The end of this route is a steep cliff that looks like a big sail (layar) from the sea. So it is called Tanjung Layar. For the ships which coming from the Indian Ocean, the cliff is a sign of the entrance to the Sunda Strait on the east side. So this spot is often called Java Head or Java’s First Point.
The Sunda Strait began to become a busy sea tunnel by international traders in the 16th century. When Malacca fell under Portuguese rule in 1511, Muslim traders such as those from Gujarat began searching for new trade routes to the archipelago. They chose to establish relations with the Muslim Sultanate of Banten rather than with the Portuguese who embraced Christianity. When it came to Indonesia in 1596, the Dutch also avoided the Malacca Strait and chose to enter the archipelago through the Sunda Strait to avoid Portuguese troops.

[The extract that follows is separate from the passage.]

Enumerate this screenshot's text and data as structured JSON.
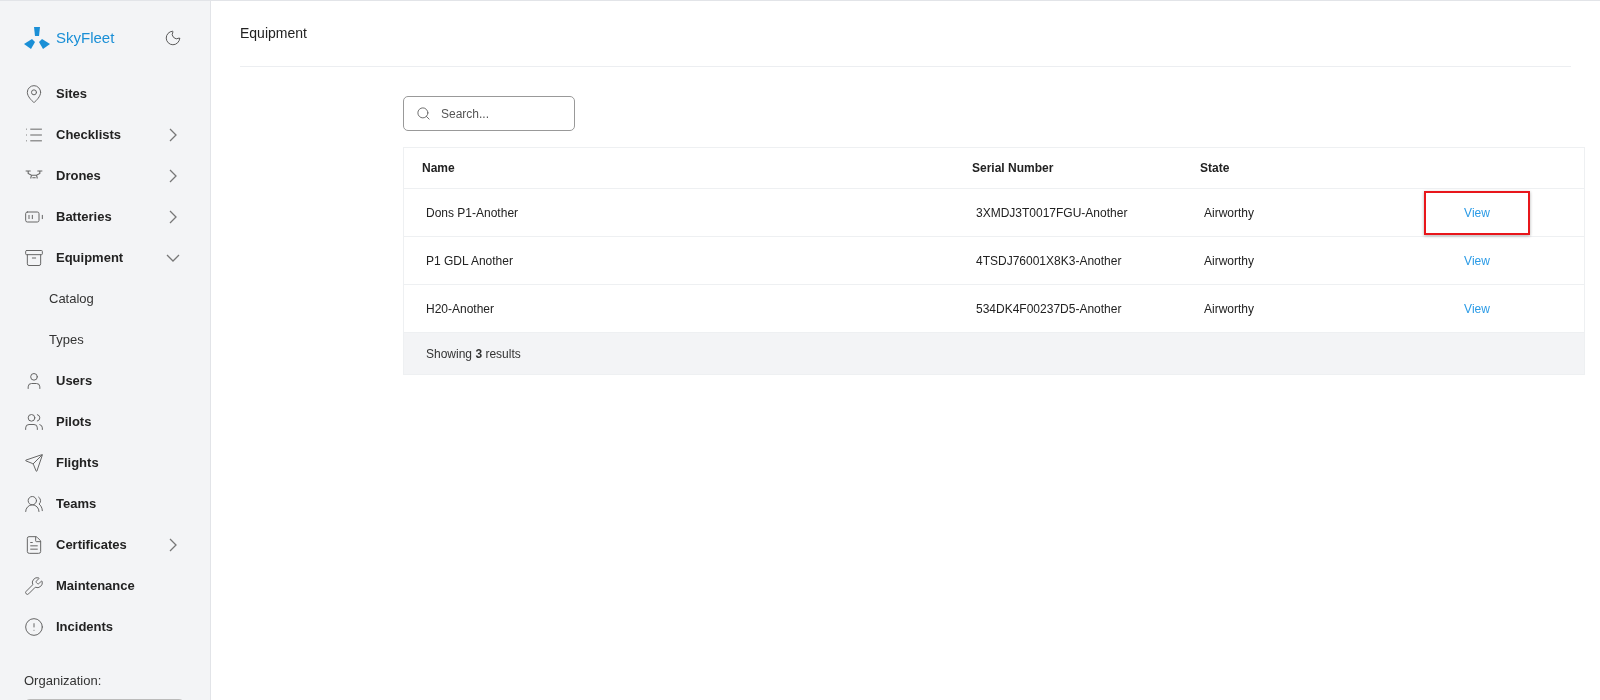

As a busy maritime route, a lighthouse can be built as a port gate marker or a sign of a large coral and shallow water area. The first lighthouse on Tanjung Layar was built in 1877. The building is in the form of a 16 meter square black metal frame tower. The structure of this building was damaged only three years after, by the earthquake on September 1, 1880. The second lighthouse was immediately built. No information was found when this second lighthouse was built. The building is a white-painted brick tower. In 1906 the second lighthouse was again damaged by an earthquake. There is information that the building’s foundation is undamaged and used as rainwater reservoirs by officers. The second lighthouse was replaced by a tapered skeletal tower. The lighthouse still operating at Tanjung Layar is currently the fourth tower, square tapered metal framework tower, which was built in 2005.